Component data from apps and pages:
------------------------------

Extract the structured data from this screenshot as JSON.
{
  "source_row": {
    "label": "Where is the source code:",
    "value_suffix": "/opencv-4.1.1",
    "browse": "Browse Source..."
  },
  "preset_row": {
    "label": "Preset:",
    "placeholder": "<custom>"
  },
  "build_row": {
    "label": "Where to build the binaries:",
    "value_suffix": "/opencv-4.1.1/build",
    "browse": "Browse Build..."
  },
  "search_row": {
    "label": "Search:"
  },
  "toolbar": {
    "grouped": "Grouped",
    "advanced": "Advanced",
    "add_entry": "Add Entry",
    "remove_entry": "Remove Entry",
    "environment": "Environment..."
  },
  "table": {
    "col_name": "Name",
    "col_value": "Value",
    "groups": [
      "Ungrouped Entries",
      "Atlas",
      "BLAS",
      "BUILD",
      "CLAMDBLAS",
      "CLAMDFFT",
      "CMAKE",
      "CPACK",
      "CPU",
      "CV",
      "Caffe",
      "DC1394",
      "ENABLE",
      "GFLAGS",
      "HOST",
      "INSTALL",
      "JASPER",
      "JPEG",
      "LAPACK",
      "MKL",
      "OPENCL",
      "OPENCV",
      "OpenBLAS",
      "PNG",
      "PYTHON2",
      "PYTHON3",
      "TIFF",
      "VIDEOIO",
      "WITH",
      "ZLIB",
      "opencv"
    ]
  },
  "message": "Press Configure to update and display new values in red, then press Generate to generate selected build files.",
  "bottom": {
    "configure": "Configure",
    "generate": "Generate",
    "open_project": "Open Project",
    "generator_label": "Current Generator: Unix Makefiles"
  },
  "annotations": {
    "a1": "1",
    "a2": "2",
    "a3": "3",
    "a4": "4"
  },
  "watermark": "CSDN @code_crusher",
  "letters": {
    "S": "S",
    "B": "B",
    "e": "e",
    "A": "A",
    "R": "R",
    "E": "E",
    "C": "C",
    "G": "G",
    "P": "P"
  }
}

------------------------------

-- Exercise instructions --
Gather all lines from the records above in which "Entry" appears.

-- Answer section --
    "add_entry": "Add Entry",
    "remove_entry": "Remove Entry",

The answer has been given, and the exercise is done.